__MATERIAL PROVIDED__:
------------------------------

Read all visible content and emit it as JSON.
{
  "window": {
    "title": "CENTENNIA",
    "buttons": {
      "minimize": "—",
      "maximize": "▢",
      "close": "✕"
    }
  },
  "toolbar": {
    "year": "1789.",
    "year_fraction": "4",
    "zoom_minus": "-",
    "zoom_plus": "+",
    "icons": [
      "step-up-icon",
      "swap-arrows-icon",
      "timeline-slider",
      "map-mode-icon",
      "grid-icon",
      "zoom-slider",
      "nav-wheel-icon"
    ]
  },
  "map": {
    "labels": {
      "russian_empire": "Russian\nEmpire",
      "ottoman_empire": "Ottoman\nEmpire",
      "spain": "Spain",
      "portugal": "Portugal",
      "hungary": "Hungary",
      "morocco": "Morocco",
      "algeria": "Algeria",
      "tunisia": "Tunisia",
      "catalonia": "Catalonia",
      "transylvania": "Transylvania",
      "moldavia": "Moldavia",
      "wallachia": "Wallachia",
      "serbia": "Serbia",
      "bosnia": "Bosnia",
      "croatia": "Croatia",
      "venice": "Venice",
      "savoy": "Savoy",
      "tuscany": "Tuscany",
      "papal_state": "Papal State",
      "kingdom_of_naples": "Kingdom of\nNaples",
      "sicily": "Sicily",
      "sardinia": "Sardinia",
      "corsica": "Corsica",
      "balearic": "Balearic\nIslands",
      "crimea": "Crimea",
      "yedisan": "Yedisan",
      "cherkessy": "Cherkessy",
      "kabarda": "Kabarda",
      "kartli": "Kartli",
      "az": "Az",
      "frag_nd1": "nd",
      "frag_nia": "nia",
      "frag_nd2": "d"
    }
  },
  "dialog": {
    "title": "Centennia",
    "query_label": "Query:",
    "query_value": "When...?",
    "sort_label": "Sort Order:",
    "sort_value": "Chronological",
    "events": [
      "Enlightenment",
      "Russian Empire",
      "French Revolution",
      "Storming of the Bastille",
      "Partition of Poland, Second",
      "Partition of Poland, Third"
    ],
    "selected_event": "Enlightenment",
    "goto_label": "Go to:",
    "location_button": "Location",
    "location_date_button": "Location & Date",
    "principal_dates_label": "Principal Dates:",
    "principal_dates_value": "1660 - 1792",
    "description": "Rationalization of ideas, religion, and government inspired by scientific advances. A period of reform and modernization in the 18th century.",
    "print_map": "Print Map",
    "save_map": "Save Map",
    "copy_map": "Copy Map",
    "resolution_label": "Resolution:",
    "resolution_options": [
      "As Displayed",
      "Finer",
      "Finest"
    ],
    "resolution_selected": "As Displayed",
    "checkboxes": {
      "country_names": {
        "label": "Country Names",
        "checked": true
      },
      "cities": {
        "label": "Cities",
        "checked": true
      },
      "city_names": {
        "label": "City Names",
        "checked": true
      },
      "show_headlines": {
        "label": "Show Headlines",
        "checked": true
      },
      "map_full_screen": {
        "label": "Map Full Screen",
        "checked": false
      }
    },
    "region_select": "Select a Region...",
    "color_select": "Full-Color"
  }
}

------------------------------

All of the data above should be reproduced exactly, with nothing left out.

__ANSWER AREA__:
Read all visible content and emit it as JSON.
{
  "window": {
    "title": "CENTENNIA",
    "buttons": {
      "minimize": "—",
      "maximize": "▢",
      "close": "✕"
    }
  },
  "toolbar": {
    "year": "1789.",
    "year_fraction": "4",
    "zoom_minus": "-",
    "zoom_plus": "+",
    "icons": [
      "step-up-icon",
      "swap-arrows-icon",
      "timeline-slider",
      "map-mode-icon",
      "grid-icon",
      "zoom-slider",
      "nav-wheel-icon"
    ]
  },
  "map": {
    "labels": {
      "russian_empire": "Russian\nEmpire",
      "ottoman_empire": "Ottoman\nEmpire",
      "spain": "Spain",
      "portugal": "Portugal",
      "hungary": "Hungary",
      "morocco": "Morocco",
      "algeria": "Algeria",
      "tunisia": "Tunisia",
      "catalonia": "Catalonia",
      "transylvania": "Transylvania",
      "moldavia": "Moldavia",
      "wallachia": "Wallachia",
      "serbia": "Serbia",
      "bosnia": "Bosnia",
      "croatia": "Croatia",
      "venice": "Venice",
      "savoy": "Savoy",
      "tuscany": "Tuscany",
      "papal_state": "Papal State",
      "kingdom_of_naples": "Kingdom of\nNaples",
      "sicily": "Sicily",
      "sardinia": "Sardinia",
      "corsica": "Corsica",
      "balearic": "Balearic\nIslands",
      "crimea": "Crimea",
      "yedisan": "Yedisan",
      "cherkessy": "Cherkessy",
      "kabarda": "Kabarda",
      "kartli": "Kartli",
      "az": "Az",
      "frag_nd1": "nd",
      "frag_nia": "nia",
      "frag_nd2": "d"
    }
  },
  "dialog": {
    "title": "Centennia",
    "query_label": "Query:",
    "query_value": "When...?",
    "sort_label": "Sort Order:",
    "sort_value": "Chronological",
    "events": [
      "Enlightenment",
      "Russian Empire",
      "French Revolution",
      "Storming of the Bastille",
      "Partition of Poland, Second",
      "Partition of Poland, Third"
    ],
    "selected_event": "Enlightenment",
    "goto_label": "Go to:",
    "location_button": "Location",
    "location_date_button": "Location & Date",
    "principal_dates_label": "Principal Dates:",
    "principal_dates_value": "1660 - 1792",
    "description": "Rationalization of ideas, religion, and government inspired by scientific advances. A period of reform and modernization in the 18th century.",
    "print_map": "Print Map",
    "save_map": "Save Map",
    "copy_map": "Copy Map",
    "resolution_label": "Resolution:",
    "resolution_options": [
      "As Displayed",
      "Finer",
      "Finest"
    ],
    "resolution_selected": "As Displayed",
    "checkboxes": {
      "country_names": {
        "label": "Country Names",
        "checked": true
      },
      "cities": {
        "label": "Cities",
        "checked": true
      },
      "city_names": {
        "label": "City Names",
        "checked": true
      },
      "show_headlines": {
        "label": "Show Headlines",
        "checked": true
      },
      "map_full_screen": {
        "label": "Map Full Screen",
        "checked": false
      }
    },
    "region_select": "Select a Region...",
    "color_select": "Full-Color"
  }
}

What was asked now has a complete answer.